_WHAT THE EXERCISE ASKS:_ Copy out each line of the entries below in which the string "title" appears.

────

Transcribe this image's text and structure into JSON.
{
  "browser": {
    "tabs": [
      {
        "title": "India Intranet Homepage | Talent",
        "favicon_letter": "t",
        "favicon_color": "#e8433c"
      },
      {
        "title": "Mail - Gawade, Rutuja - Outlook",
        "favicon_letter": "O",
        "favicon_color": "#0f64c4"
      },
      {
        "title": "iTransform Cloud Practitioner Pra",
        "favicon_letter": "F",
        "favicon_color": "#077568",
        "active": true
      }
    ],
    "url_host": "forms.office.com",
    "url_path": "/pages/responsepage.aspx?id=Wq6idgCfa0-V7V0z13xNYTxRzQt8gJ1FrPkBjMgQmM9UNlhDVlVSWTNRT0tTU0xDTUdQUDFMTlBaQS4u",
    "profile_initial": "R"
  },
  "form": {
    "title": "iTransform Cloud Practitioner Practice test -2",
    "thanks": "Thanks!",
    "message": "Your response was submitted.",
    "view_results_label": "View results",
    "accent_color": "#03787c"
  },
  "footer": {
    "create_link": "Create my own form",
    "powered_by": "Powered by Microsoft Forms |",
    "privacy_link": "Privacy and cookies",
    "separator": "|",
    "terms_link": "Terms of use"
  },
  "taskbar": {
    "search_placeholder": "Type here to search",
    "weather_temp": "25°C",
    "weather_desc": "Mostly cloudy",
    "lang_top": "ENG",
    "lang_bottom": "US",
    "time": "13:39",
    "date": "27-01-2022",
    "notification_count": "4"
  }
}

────

_ANSWER FOR THIS EXERCISE:_
        "title": "India Intranet Homepage | Talent",
        "title": "Mail - Gawade, Rutuja - Outlook",
        "title": "iTransform Cloud Practitioner Pra",
    "title": "iTransform Cloud Practitioner Practice test -2",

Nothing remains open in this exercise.